**WHAT THE TASK REQUIRES:**
Provide only the number of lines below in which the string "badge" occurs.

Extracted data entries:
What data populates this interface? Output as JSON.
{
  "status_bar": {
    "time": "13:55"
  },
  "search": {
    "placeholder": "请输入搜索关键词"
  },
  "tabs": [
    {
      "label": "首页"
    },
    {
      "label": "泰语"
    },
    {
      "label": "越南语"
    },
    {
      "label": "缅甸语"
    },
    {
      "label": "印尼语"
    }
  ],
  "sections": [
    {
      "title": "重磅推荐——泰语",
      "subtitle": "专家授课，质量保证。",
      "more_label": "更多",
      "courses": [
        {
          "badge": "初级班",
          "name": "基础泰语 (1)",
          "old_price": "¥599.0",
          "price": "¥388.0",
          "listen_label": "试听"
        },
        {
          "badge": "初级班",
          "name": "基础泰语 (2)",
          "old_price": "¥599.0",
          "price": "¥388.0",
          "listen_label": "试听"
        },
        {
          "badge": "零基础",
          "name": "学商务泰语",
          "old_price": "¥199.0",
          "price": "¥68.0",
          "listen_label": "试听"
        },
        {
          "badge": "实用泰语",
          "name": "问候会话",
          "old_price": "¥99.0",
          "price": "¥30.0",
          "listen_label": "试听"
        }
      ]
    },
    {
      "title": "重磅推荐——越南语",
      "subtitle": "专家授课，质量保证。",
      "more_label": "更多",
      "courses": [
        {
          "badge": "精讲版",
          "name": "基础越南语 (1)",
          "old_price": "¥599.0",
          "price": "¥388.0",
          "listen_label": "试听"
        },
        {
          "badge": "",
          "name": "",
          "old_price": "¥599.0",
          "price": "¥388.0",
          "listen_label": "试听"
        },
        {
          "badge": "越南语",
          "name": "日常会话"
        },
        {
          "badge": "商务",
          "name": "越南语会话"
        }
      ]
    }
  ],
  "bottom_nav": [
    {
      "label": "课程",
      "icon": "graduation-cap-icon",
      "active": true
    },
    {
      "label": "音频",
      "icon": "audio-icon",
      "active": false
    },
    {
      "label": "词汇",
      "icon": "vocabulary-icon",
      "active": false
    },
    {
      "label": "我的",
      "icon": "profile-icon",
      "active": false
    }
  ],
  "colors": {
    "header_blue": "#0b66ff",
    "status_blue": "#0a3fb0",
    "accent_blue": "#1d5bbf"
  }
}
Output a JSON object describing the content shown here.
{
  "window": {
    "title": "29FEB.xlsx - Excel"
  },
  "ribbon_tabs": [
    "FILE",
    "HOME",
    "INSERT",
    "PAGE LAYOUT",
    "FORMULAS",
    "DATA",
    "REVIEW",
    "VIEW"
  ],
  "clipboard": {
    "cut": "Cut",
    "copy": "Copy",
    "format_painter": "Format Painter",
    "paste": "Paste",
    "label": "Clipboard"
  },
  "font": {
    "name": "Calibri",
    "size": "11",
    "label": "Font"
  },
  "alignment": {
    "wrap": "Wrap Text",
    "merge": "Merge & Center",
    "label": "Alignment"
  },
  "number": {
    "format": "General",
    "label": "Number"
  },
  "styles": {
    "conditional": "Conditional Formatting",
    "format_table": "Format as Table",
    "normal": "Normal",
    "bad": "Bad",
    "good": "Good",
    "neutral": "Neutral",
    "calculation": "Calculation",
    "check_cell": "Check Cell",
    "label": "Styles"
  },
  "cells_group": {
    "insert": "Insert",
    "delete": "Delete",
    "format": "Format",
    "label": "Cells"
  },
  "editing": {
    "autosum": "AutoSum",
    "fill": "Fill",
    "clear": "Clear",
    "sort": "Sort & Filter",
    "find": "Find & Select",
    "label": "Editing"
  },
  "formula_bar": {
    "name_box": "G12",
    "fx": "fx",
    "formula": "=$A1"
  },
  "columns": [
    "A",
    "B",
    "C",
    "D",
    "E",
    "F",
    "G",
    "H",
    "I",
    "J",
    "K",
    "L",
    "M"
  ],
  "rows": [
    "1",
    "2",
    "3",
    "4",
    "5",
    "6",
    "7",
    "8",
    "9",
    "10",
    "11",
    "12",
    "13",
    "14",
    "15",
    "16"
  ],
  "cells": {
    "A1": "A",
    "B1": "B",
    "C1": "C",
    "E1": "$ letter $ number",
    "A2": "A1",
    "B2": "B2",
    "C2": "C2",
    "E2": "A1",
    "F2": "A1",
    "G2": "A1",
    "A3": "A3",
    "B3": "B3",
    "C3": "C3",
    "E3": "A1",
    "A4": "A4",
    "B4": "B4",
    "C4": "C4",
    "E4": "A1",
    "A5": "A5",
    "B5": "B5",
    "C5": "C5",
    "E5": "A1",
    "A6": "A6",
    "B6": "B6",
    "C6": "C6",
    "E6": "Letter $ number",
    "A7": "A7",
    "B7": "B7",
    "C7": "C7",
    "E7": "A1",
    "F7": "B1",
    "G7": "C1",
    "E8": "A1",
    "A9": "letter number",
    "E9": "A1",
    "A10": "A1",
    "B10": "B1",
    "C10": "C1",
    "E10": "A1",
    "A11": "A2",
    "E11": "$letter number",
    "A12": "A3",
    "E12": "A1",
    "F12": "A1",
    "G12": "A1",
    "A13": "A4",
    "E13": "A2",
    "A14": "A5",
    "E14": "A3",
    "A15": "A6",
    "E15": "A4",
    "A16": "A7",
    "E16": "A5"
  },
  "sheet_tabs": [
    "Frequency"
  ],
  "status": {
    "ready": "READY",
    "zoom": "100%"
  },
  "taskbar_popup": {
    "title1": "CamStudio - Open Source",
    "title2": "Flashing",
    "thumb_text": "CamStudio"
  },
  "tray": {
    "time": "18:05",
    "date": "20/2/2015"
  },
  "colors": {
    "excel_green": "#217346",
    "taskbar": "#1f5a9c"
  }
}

**RESULT:**
8